§ WORK TASK
In the listing below, how many lines contain "league"? Answer with the number alone.

----

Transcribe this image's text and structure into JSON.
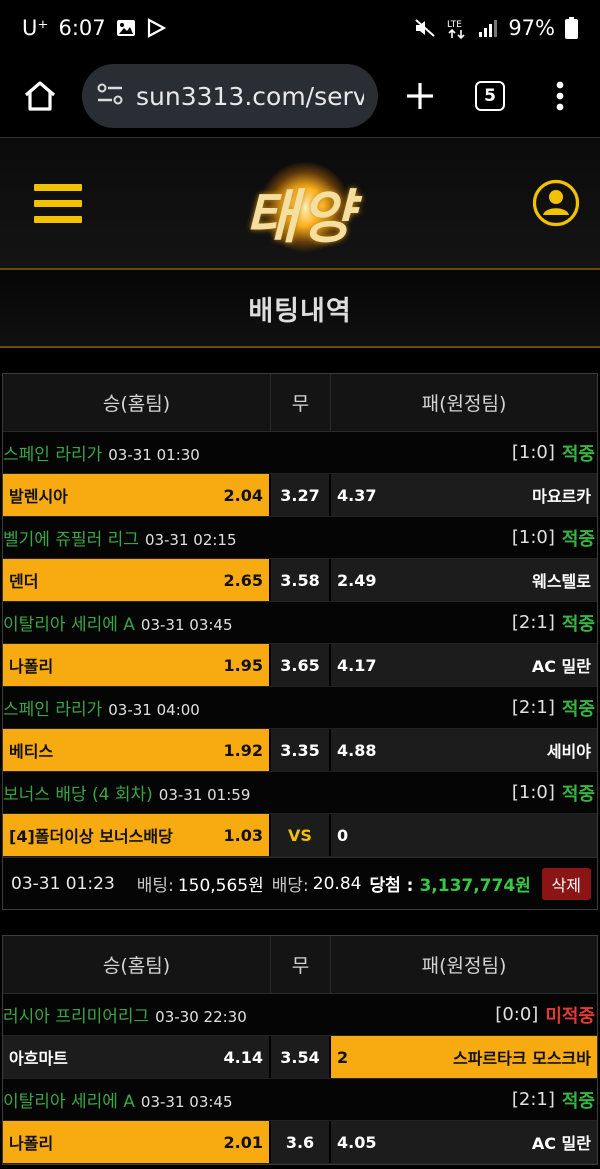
{
  "status_bar": {
    "carrier": "U⁺",
    "time": "6:07",
    "battery": "97%",
    "icons": [
      "gallery-icon",
      "play-icon",
      "mute-icon",
      "lte-icon",
      "signal-icon",
      "battery-icon"
    ]
  },
  "browser": {
    "url": "sun3313.com/serv",
    "tab_count": "5",
    "icons": [
      "home-icon",
      "site-settings-icon",
      "add-tab-icon",
      "tabs-icon",
      "more-menu-icon"
    ]
  },
  "site": {
    "logo_text": "태양",
    "page_title": "배팅내역",
    "accent_color": "#f7ab10",
    "win_color": "#37b541",
    "lose_color": "#e53935"
  },
  "columns": {
    "home": "승(홈팀)",
    "draw": "무",
    "away": "패(원정팀)"
  },
  "bets": [
    {
      "matches": [
        {
          "league": "스페인 라리가",
          "time": "03-31 01:30",
          "score": "[1:0]",
          "result": "적중",
          "home": "발렌시아",
          "home_odds": "2.04",
          "draw_odds": "3.27",
          "away_odds": "4.37",
          "away": "마요르카",
          "pick": "home"
        },
        {
          "league": "벨기에 쥬필러 리그",
          "time": "03-31 02:15",
          "score": "[1:0]",
          "result": "적중",
          "home": "덴더",
          "home_odds": "2.65",
          "draw_odds": "3.58",
          "away_odds": "2.49",
          "away": "웨스텔로",
          "pick": "home"
        },
        {
          "league": "이탈리아 세리에 A",
          "time": "03-31 03:45",
          "score": "[2:1]",
          "result": "적중",
          "home": "나폴리",
          "home_odds": "1.95",
          "draw_odds": "3.65",
          "away_odds": "4.17",
          "away": "AC 밀란",
          "pick": "home"
        },
        {
          "league": "스페인 라리가",
          "time": "03-31 04:00",
          "score": "[2:1]",
          "result": "적중",
          "home": "베티스",
          "home_odds": "1.92",
          "draw_odds": "3.35",
          "away_odds": "4.88",
          "away": "세비야",
          "pick": "home"
        },
        {
          "league": "보너스 배당 (4 회차)",
          "time": "03-31 01:59",
          "score": "[1:0]",
          "result": "적중",
          "home": "[4]폴더이상 보너스배당",
          "home_odds": "1.03",
          "draw_odds": "VS",
          "away_odds": "0",
          "away": "",
          "pick": "home"
        }
      ],
      "summary": {
        "date": "03-31 01:23",
        "bet_label": "배팅:",
        "bet_amount": "150,565원",
        "odds_label": "배당:",
        "odds": "20.84",
        "win_label": "당첨 :",
        "win_amount": "3,137,774원",
        "delete_label": "삭제"
      }
    },
    {
      "matches": [
        {
          "league": "러시아 프리미어리그",
          "time": "03-30 22:30",
          "score": "[0:0]",
          "result": "미적중",
          "home": "아흐마트",
          "home_odds": "4.14",
          "draw_odds": "3.54",
          "away_odds": "2",
          "away": "스파르타크 모스크바",
          "pick": "away"
        },
        {
          "league": "이탈리아 세리에 A",
          "time": "03-31 03:45",
          "score": "[2:1]",
          "result": "적중",
          "home": "나폴리",
          "home_odds": "2.01",
          "draw_odds": "3.6",
          "away_odds": "4.05",
          "away": "AC 밀란",
          "pick": "home"
        }
      ]
    }
  ]
}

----

§ WRITTEN SOLUTION
7